Element data from apps and pages
**********

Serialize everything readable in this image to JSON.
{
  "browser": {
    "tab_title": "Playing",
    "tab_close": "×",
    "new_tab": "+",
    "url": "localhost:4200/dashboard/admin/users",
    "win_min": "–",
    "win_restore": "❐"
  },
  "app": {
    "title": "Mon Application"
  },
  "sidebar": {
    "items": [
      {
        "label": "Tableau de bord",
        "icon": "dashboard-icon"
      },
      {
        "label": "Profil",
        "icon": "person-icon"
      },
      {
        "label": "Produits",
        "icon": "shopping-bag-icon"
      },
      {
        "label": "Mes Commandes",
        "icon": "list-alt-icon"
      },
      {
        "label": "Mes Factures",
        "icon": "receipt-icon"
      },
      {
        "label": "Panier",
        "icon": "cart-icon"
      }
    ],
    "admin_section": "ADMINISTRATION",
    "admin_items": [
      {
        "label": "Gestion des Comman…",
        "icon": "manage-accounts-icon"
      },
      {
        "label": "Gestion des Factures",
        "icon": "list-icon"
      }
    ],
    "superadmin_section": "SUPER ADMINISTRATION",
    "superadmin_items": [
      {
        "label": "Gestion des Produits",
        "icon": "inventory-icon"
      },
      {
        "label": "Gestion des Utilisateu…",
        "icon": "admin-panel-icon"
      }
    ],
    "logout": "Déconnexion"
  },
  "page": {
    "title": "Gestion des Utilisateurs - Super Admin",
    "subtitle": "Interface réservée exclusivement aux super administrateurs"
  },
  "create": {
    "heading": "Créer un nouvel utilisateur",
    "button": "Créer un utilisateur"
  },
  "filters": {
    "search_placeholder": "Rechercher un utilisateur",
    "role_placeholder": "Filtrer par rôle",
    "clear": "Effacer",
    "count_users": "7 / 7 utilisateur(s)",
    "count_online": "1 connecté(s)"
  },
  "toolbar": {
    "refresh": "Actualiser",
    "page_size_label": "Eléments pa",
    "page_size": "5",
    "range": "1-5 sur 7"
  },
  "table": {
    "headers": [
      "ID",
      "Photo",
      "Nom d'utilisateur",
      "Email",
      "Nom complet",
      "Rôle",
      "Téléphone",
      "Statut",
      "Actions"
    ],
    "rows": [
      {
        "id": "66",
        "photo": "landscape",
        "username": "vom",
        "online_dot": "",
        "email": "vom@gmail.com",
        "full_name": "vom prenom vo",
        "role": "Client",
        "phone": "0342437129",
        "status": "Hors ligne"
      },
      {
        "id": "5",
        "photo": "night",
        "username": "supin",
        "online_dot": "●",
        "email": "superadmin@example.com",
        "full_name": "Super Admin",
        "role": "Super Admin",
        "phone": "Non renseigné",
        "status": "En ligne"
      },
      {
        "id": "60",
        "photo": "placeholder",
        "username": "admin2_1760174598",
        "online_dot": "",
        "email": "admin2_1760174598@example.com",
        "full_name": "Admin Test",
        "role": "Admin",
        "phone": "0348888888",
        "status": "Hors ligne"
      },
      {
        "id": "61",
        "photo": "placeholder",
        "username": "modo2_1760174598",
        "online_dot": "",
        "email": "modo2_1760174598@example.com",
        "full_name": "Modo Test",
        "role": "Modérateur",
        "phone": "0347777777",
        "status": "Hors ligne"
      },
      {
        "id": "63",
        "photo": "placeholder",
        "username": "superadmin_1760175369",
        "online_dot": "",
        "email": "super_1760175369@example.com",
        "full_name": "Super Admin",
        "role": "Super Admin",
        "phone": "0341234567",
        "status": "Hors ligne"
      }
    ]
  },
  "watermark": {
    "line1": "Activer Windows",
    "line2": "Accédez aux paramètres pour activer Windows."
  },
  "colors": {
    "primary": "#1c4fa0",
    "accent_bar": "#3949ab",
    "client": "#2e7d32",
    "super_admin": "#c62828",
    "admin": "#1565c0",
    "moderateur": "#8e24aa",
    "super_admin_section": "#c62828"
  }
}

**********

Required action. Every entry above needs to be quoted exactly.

Answer below.
Serialize everything readable in this image to JSON.
{
  "browser": {
    "tab_title": "Playing",
    "tab_close": "×",
    "new_tab": "+",
    "url": "localhost:4200/dashboard/admin/users",
    "win_min": "–",
    "win_restore": "❐"
  },
  "app": {
    "title": "Mon Application"
  },
  "sidebar": {
    "items": [
      {
        "label": "Tableau de bord",
        "icon": "dashboard-icon"
      },
      {
        "label": "Profil",
        "icon": "person-icon"
      },
      {
        "label": "Produits",
        "icon": "shopping-bag-icon"
      },
      {
        "label": "Mes Commandes",
        "icon": "list-alt-icon"
      },
      {
        "label": "Mes Factures",
        "icon": "receipt-icon"
      },
      {
        "label": "Panier",
        "icon": "cart-icon"
      }
    ],
    "admin_section": "ADMINISTRATION",
    "admin_items": [
      {
        "label": "Gestion des Comman…",
        "icon": "manage-accounts-icon"
      },
      {
        "label": "Gestion des Factures",
        "icon": "list-icon"
      }
    ],
    "superadmin_section": "SUPER ADMINISTRATION",
    "superadmin_items": [
      {
        "label": "Gestion des Produits",
        "icon": "inventory-icon"
      },
      {
        "label": "Gestion des Utilisateu…",
        "icon": "admin-panel-icon"
      }
    ],
    "logout": "Déconnexion"
  },
  "page": {
    "title": "Gestion des Utilisateurs - Super Admin",
    "subtitle": "Interface réservée exclusivement aux super administrateurs"
  },
  "create": {
    "heading": "Créer un nouvel utilisateur",
    "button": "Créer un utilisateur"
  },
  "filters": {
    "search_placeholder": "Rechercher un utilisateur",
    "role_placeholder": "Filtrer par rôle",
    "clear": "Effacer",
    "count_users": "7 / 7 utilisateur(s)",
    "count_online": "1 connecté(s)"
  },
  "toolbar": {
    "refresh": "Actualiser",
    "page_size_label": "Eléments pa",
    "page_size": "5",
    "range": "1-5 sur 7"
  },
  "table": {
    "headers": [
      "ID",
      "Photo",
      "Nom d'utilisateur",
      "Email",
      "Nom complet",
      "Rôle",
      "Téléphone",
      "Statut",
      "Actions"
    ],
    "rows": [
      {
        "id": "66",
        "photo": "landscape",
        "username": "vom",
        "online_dot": "",
        "email": "vom@gmail.com",
        "full_name": "vom prenom vo",
        "role": "Client",
        "phone": "0342437129",
        "status": "Hors ligne"
      },
      {
        "id": "5",
        "photo": "night",
        "username": "supin",
        "online_dot": "●",
        "email": "superadmin@example.com",
        "full_name": "Super Admin",
        "role": "Super Admin",
        "phone": "Non renseigné",
        "status": "En ligne"
      },
      {
        "id": "60",
        "photo": "placeholder",
        "username": "admin2_1760174598",
        "online_dot": "",
        "email": "admin2_1760174598@example.com",
        "full_name": "Admin Test",
        "role": "Admin",
        "phone": "0348888888",
        "status": "Hors ligne"
      },
      {
        "id": "61",
        "photo": "placeholder",
        "username": "modo2_1760174598",
        "online_dot": "",
        "email": "modo2_1760174598@example.com",
        "full_name": "Modo Test",
        "role": "Modérateur",
        "phone": "0347777777",
        "status": "Hors ligne"
      },
      {
        "id": "63",
        "photo": "placeholder",
        "username": "superadmin_1760175369",
        "online_dot": "",
        "email": "super_1760175369@example.com",
        "full_name": "Super Admin",
        "role": "Super Admin",
        "phone": "0341234567",
        "status": "Hors ligne"
      }
    ]
  },
  "watermark": {
    "line1": "Activer Windows",
    "line2": "Accédez aux paramètres pour activer Windows."
  },
  "colors": {
    "primary": "#1c4fa0",
    "accent_bar": "#3949ab",
    "client": "#2e7d32",
    "super_admin": "#c62828",
    "admin": "#1565c0",
    "moderateur": "#8e24aa",
    "super_admin_section": "#c62828"
  }
}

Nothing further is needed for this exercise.